Not all career conversations are directly about you and getting ahead. Getting personal feedback is great, but it is only one aspect of career conversations. Career Conversations come from many sources, not just bosses and mentors. They may be hiding in meetings and other conversations.
If you just had a hallway conversation about someone leaving or moving to another position, THAT was a Career Conversation. Note where they went and what gap that leaves. If the role is already back-filled, note what skills and expertise was selected. Another Career Conversation could be your follow-up with the perspn who moved.
Did you just leave a meeting about a persistent problem your department or a customer is facing? Add that to your journal of career impact information. Do you see a trend developing? Do you see a skill that you can offer (or that you need to acquire) to be part of the solution? And THAT was a Career Conversation, too.
We need many different sources and views to continuously manage our careers. In addition to the daily and on-going work we do, we need to pay attention to the business of the organization and the public served via budgets, customer needs, regulations and issues such as hacking, climate and demographics that effect how and where we work.

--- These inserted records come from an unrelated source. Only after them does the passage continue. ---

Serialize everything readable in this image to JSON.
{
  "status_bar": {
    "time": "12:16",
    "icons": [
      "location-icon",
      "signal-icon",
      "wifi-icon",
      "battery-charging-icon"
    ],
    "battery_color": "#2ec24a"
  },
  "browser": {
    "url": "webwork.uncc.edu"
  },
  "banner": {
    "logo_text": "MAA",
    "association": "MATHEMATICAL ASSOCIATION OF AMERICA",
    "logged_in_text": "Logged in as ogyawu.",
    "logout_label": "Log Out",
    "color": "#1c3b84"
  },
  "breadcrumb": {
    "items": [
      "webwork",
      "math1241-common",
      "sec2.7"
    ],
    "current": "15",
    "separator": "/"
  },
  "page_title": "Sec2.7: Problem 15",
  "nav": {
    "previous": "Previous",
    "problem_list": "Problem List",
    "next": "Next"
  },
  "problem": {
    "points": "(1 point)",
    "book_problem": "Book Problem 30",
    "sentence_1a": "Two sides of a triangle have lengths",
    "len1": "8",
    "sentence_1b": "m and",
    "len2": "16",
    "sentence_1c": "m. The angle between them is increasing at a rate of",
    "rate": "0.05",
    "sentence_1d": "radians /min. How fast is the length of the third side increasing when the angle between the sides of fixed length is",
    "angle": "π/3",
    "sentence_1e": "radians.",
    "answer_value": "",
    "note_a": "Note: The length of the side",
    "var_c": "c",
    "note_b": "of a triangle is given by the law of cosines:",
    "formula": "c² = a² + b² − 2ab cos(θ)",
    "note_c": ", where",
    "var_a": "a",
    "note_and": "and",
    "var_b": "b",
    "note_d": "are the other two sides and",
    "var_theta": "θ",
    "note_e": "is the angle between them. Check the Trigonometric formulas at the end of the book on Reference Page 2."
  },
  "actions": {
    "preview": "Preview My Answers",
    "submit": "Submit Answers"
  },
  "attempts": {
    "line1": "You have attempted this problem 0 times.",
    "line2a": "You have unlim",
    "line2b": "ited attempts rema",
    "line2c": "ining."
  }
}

These make for fascinating and on-going Career Conversations. You can discover new tracks and ways to do what matters most.